◆ TASK PROMPT ◆
Tell how many lines below include the word "icon". Only the number should appear.

◆ MATERIAL FOR THIS TASK ◆
————————

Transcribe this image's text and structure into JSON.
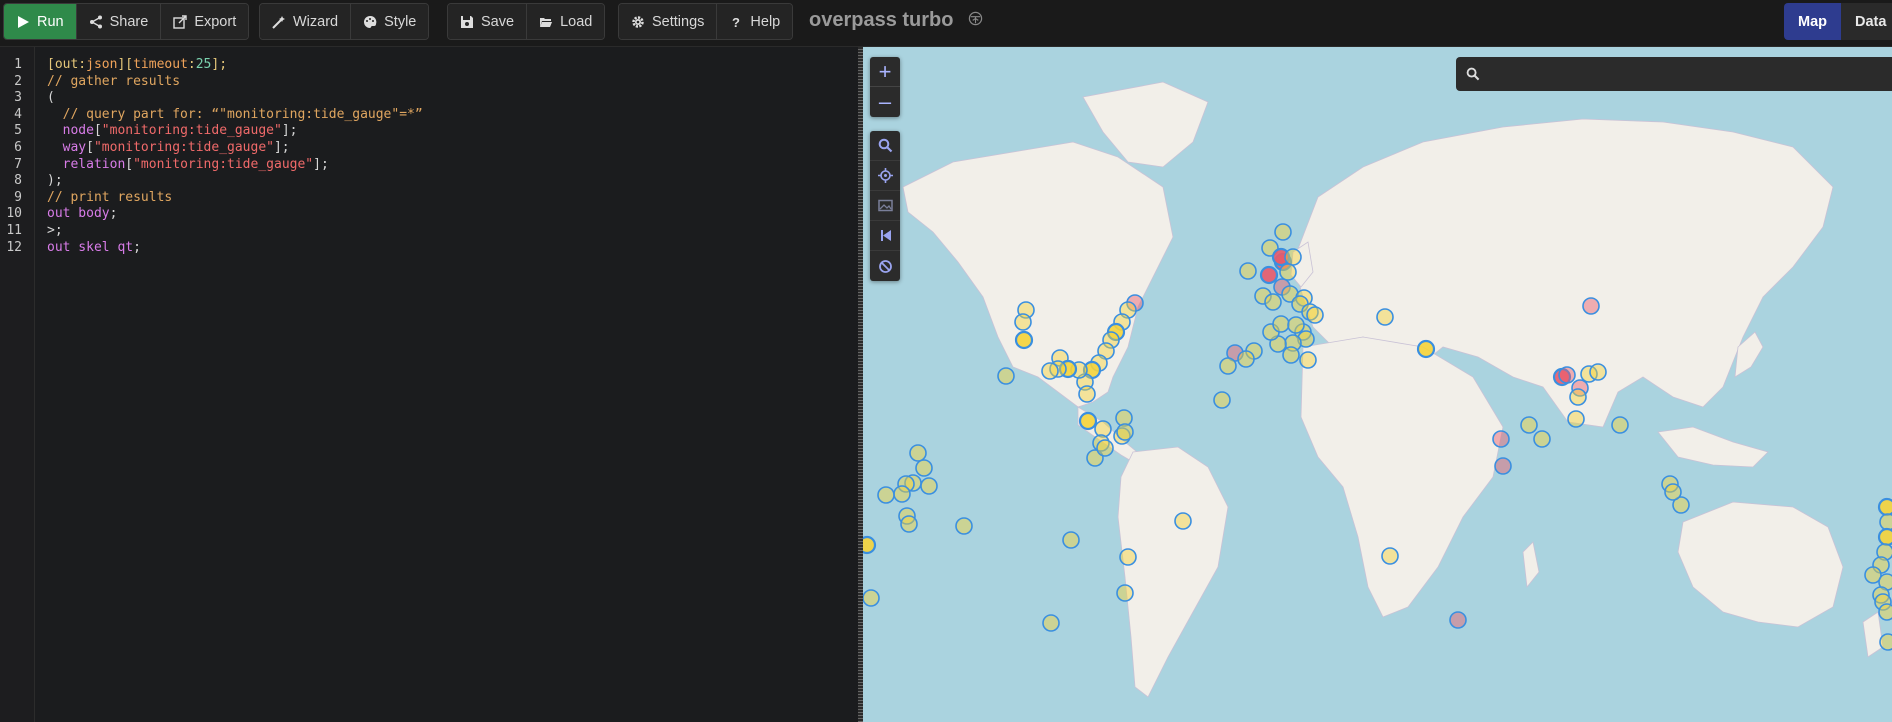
{
  "toolbar": {
    "run": "Run",
    "share": "Share",
    "export": "Export",
    "wizard": "Wizard",
    "style": "Style",
    "save": "Save",
    "load": "Load",
    "settings": "Settings",
    "help": "Help"
  },
  "app_title": "overpass turbo",
  "tabs": {
    "map": "Map",
    "data": "Data"
  },
  "editor": {
    "line_numbers": [
      "1",
      "2",
      "3",
      "4",
      "5",
      "6",
      "7",
      "8",
      "9",
      "10",
      "11",
      "12"
    ],
    "lines": [
      [
        {
          "t": "[out:",
          "c": "c-yellow"
        },
        {
          "t": "json",
          "c": "c-orange"
        },
        {
          "t": "][",
          "c": "c-yellow"
        },
        {
          "t": "timeout",
          "c": "c-orange"
        },
        {
          "t": ":",
          "c": "c-yellow"
        },
        {
          "t": "25",
          "c": "c-num"
        },
        {
          "t": "];",
          "c": "c-yellow"
        }
      ],
      [
        {
          "t": "// gather results",
          "c": "c-comment"
        }
      ],
      [
        {
          "t": "(",
          "c": "c-plain"
        }
      ],
      [
        {
          "t": "  // query part for: “\"monitoring:tide_gauge\"=*”",
          "c": "c-comment"
        }
      ],
      [
        {
          "t": "  node",
          "c": "c-purple"
        },
        {
          "t": "[",
          "c": "c-plain"
        },
        {
          "t": "\"monitoring:tide_gauge\"",
          "c": "c-red"
        },
        {
          "t": "];",
          "c": "c-plain"
        }
      ],
      [
        {
          "t": "  way",
          "c": "c-purple"
        },
        {
          "t": "[",
          "c": "c-plain"
        },
        {
          "t": "\"monitoring:tide_gauge\"",
          "c": "c-red"
        },
        {
          "t": "];",
          "c": "c-plain"
        }
      ],
      [
        {
          "t": "  relation",
          "c": "c-purple"
        },
        {
          "t": "[",
          "c": "c-plain"
        },
        {
          "t": "\"monitoring:tide_gauge\"",
          "c": "c-red"
        },
        {
          "t": "];",
          "c": "c-plain"
        }
      ],
      [
        {
          "t": ");",
          "c": "c-plain"
        }
      ],
      [
        {
          "t": "// print results",
          "c": "c-comment"
        }
      ],
      [
        {
          "t": "out body",
          "c": "c-purple"
        },
        {
          "t": ";",
          "c": "c-plain"
        }
      ],
      [
        {
          "t": ">;",
          "c": "c-plain"
        }
      ],
      [
        {
          "t": "out skel qt",
          "c": "c-purple"
        },
        {
          "t": ";",
          "c": "c-plain"
        }
      ]
    ]
  },
  "map": {
    "search_placeholder": "",
    "zoom_in": "+",
    "zoom_out": "–",
    "tools": [
      "search-icon",
      "locate-icon",
      "image-icon",
      "skip-back-icon",
      "clear-icon"
    ]
  },
  "colors": {
    "run_green": "#2f8a4a",
    "map_tab_active": "#2e3c8f",
    "water": "#aad3df",
    "land": "#f2efe9",
    "marker_yellow": "#f5d33a",
    "marker_red": "#e85a6a",
    "marker_stroke": "#3a8fe0"
  }
}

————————

◆ TASK RESULT ◆
5